→ **Exercise inputs**:
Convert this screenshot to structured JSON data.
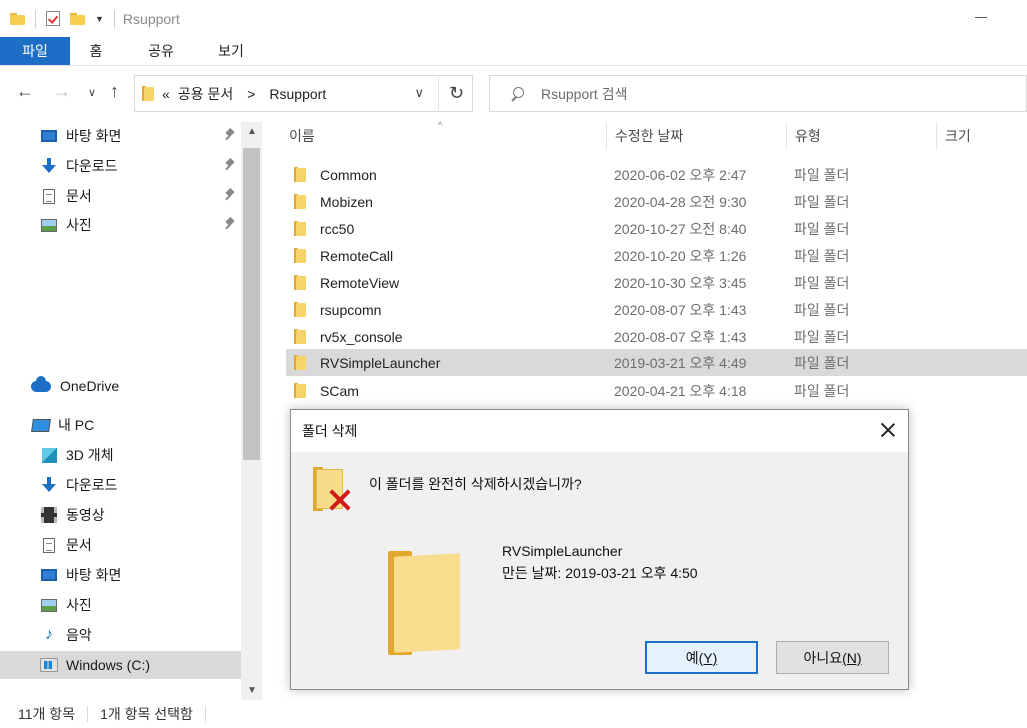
{
  "window": {
    "title": "Rsupport"
  },
  "ribbon": {
    "tabs": [
      "파일",
      "홈",
      "공유",
      "보기"
    ]
  },
  "address": {
    "path_prefix": "«",
    "crumb1": "공용 문서",
    "arrow": ">",
    "crumb2": "Rsupport",
    "search_placeholder": "Rsupport 검색"
  },
  "sidebar": {
    "quick": [
      {
        "label": "바탕 화면",
        "icon": "desktop-icon"
      },
      {
        "label": "다운로드",
        "icon": "download-icon"
      },
      {
        "label": "문서",
        "icon": "document-icon"
      },
      {
        "label": "사진",
        "icon": "pictures-icon"
      }
    ],
    "onedrive": "OneDrive",
    "thispc": "내 PC",
    "pc_items": [
      {
        "label": "3D 개체",
        "icon": "3d-objects-icon"
      },
      {
        "label": "다운로드",
        "icon": "download-icon"
      },
      {
        "label": "동영상",
        "icon": "video-icon"
      },
      {
        "label": "문서",
        "icon": "document-icon"
      },
      {
        "label": "바탕 화면",
        "icon": "desktop-icon"
      },
      {
        "label": "사진",
        "icon": "pictures-icon"
      },
      {
        "label": "음악",
        "icon": "music-icon"
      },
      {
        "label": "Windows (C:)",
        "icon": "drive-icon"
      }
    ]
  },
  "columns": {
    "name": "이름",
    "modified": "수정한 날짜",
    "type": "유형",
    "size": "크기"
  },
  "files": [
    {
      "name": "Common",
      "date": "2020-06-02 오후 2:47",
      "type": "파일 폴더"
    },
    {
      "name": "Mobizen",
      "date": "2020-04-28 오전 9:30",
      "type": "파일 폴더"
    },
    {
      "name": "rcc50",
      "date": "2020-10-27 오전 8:40",
      "type": "파일 폴더"
    },
    {
      "name": "RemoteCall",
      "date": "2020-10-20 오후 1:26",
      "type": "파일 폴더"
    },
    {
      "name": "RemoteView",
      "date": "2020-10-30 오후 3:45",
      "type": "파일 폴더"
    },
    {
      "name": "rsupcomn",
      "date": "2020-08-07 오후 1:43",
      "type": "파일 폴더"
    },
    {
      "name": "rv5x_console",
      "date": "2020-08-07 오후 1:43",
      "type": "파일 폴더"
    },
    {
      "name": "RVSimpleLauncher",
      "date": "2019-03-21 오후 4:49",
      "type": "파일 폴더"
    },
    {
      "name": "SCam",
      "date": "2020-04-21 오후 4:18",
      "type": "파일 폴더"
    }
  ],
  "status": {
    "count": "11개 항목",
    "selected": "1개 항목 선택함"
  },
  "dialog": {
    "title": "폴더 삭제",
    "question": "이 폴더를 완전히 삭제하시겠습니까?",
    "folder_name": "RVSimpleLauncher",
    "created": "만든 날짜: 2019-03-21 오후 4:50",
    "yes": "예",
    "yes_key": "(Y)",
    "no": "아니요",
    "no_key": "(N)"
  },
  "colors": {
    "accent": "#1c6fc4",
    "selection": "#d9d9d9",
    "folder": "#f5cd4f"
  }
}
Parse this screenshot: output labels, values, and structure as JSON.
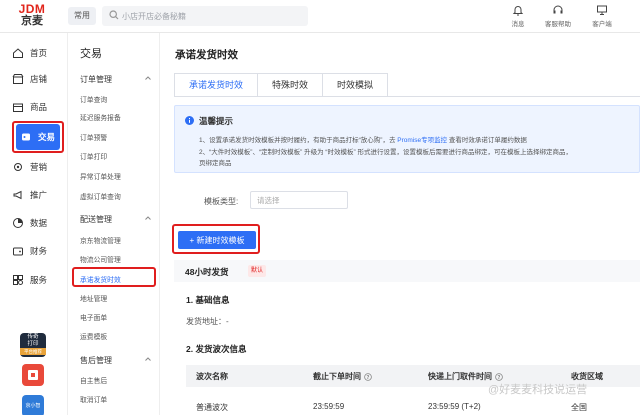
{
  "brand": {
    "logo_top": "JDM",
    "logo_bottom": "京麦"
  },
  "header": {
    "fav_label": "常用",
    "search_placeholder": "小店开店必备秘籍",
    "tools": [
      {
        "label": "消息",
        "icon": "bell-icon"
      },
      {
        "label": "客服帮助",
        "icon": "headset-icon"
      },
      {
        "label": "客户端",
        "icon": "monitor-icon"
      }
    ]
  },
  "leftnav": {
    "items": [
      {
        "key": "home",
        "label": "首页",
        "icon": "home-icon"
      },
      {
        "key": "store",
        "label": "店铺",
        "icon": "store-icon"
      },
      {
        "key": "goods",
        "label": "商品",
        "icon": "box-icon"
      },
      {
        "key": "trade",
        "label": "交易",
        "icon": "trade-icon"
      },
      {
        "key": "marketing",
        "label": "营销",
        "icon": "gear-icon"
      },
      {
        "key": "promo",
        "label": "推广",
        "icon": "megaphone-icon"
      },
      {
        "key": "data",
        "label": "数据",
        "icon": "chart-icon"
      },
      {
        "key": "finance",
        "label": "财务",
        "icon": "wallet-icon"
      },
      {
        "key": "service",
        "label": "服务",
        "icon": "service-icon"
      }
    ],
    "active": "trade",
    "app_badge_text_1": "传奇",
    "app_badge_text_2": "打印",
    "app_badge_text_3": "平台推荐",
    "app_badge2_text": "京小智"
  },
  "submenu": {
    "title": "交易",
    "groups": [
      {
        "label": "订单管理",
        "items": [
          "订单查询",
          "延迟服务报备",
          "订单预警",
          "订单打印",
          "异常订单处理",
          "虚拟订单查询"
        ]
      },
      {
        "label": "配送管理",
        "items": [
          "京东物流管理",
          "物流公司管理",
          "承诺发货时效",
          "地址管理",
          "电子面单",
          "运费模板"
        ]
      },
      {
        "label": "售后管理",
        "items": [
          "自主售后",
          "取消订单"
        ]
      }
    ],
    "active_item": "承诺发货时效"
  },
  "content": {
    "page_title": "承诺发货时效",
    "tabs": [
      "承诺发货时效",
      "特殊时效",
      "时效模拟"
    ],
    "active_tab": 0,
    "tips": {
      "title": "温馨提示",
      "line1_a": "1、设置承诺发货时效模板并按时履约，有助于商品打标“放心购”，去",
      "line1_link": "Promise专项监控",
      "line1_b": "查看时效承诺订单履约数据",
      "line2": "2、“大件时效模板”、“定制时效模板” 升级为 “时效模板” 形式进行设置，设置模板后需要进行商品绑定，可在模板上选择绑定商品，",
      "line3": "页绑定商品"
    },
    "filter": {
      "label": "模板类型:",
      "placeholder": "请选择"
    },
    "new_button": "+ 新建时效模板",
    "section": {
      "title": "48小时发货",
      "badge": "默认"
    },
    "basic_info": {
      "heading": "1. 基础信息",
      "ship_addr_label": "发货地址：-"
    },
    "waves": {
      "heading": "2. 发货波次信息",
      "columns": [
        "波次名称",
        "截止下单时间",
        "快递上门取件时间",
        "收货区域"
      ],
      "rows": [
        {
          "name": "普通波次",
          "cutoff": "23:59:59",
          "pickup": "23:59:59 (T+2)",
          "area": "全国"
        }
      ]
    }
  },
  "watermark": "@好麦麦科技说运营",
  "colors": {
    "primary": "#2d6ef5",
    "highlight": "#e01e1e"
  }
}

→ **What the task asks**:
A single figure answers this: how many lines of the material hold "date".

→ **Answer**:
9